╭─ DATA

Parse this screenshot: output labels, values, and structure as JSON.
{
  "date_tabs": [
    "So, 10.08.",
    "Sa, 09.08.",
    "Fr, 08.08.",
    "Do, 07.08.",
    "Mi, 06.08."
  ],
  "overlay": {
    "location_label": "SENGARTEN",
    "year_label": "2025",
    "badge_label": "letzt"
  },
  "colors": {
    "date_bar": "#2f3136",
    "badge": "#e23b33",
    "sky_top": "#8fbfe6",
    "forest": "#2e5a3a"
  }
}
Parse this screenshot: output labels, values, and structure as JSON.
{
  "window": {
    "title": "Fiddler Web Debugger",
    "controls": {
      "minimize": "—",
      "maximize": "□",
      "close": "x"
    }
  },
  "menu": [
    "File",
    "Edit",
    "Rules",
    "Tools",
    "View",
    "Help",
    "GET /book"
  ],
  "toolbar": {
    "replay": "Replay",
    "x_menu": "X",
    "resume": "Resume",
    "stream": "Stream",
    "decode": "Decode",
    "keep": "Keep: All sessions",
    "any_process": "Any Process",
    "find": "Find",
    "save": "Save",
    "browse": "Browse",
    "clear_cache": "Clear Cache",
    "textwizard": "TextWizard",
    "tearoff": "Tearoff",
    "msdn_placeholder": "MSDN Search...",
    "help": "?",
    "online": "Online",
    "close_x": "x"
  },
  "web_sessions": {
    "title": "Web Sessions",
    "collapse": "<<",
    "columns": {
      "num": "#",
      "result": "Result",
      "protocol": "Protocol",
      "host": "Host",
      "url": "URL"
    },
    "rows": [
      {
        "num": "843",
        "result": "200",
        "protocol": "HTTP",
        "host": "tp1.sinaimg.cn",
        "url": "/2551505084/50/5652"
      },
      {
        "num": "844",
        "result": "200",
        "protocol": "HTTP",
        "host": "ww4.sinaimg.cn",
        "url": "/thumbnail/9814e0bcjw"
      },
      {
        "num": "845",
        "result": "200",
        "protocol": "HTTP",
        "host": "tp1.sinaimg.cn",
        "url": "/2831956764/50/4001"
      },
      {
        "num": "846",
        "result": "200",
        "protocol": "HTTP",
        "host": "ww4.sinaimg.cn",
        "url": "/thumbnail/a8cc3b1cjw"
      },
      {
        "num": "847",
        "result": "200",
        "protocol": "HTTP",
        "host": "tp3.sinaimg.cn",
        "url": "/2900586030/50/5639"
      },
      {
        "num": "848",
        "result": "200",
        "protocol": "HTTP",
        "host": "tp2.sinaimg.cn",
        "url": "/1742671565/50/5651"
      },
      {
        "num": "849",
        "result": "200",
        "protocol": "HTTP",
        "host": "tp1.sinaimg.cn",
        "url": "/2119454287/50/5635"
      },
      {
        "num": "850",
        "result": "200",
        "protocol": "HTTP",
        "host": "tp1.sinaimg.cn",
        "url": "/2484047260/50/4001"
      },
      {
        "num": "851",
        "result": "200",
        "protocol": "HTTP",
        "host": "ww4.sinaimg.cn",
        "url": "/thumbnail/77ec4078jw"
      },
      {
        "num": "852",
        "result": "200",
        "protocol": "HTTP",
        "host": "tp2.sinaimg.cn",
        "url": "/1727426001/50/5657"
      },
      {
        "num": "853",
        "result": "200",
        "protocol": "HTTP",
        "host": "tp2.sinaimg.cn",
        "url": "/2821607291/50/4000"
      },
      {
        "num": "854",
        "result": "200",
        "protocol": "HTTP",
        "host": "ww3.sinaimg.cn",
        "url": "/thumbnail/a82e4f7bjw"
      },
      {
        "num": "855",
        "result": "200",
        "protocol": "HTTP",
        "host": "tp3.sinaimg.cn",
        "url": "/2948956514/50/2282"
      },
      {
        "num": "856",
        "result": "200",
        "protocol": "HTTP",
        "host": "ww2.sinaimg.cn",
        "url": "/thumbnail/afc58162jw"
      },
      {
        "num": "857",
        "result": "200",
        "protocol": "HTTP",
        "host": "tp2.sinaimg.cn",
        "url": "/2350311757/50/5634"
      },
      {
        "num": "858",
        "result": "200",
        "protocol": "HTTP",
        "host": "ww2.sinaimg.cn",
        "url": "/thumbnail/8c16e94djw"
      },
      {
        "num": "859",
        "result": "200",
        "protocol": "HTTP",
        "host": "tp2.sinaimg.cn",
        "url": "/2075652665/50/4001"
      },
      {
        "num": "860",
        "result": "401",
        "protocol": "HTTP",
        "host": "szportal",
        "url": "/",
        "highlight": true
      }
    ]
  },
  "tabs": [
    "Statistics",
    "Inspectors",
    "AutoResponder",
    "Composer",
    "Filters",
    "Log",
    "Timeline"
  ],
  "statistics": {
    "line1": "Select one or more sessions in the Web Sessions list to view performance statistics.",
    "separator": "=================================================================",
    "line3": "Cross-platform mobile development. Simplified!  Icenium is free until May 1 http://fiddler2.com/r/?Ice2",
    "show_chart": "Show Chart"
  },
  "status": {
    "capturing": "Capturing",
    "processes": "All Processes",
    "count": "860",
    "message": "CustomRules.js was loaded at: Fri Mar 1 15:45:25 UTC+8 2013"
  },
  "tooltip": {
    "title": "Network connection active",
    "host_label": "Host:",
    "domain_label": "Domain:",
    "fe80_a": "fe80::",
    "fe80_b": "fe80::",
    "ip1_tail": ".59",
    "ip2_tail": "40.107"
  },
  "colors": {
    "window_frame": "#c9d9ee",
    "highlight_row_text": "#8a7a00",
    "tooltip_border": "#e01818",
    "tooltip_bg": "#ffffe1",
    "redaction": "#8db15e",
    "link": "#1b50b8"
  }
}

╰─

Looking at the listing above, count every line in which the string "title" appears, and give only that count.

ANSWER SPACE: 3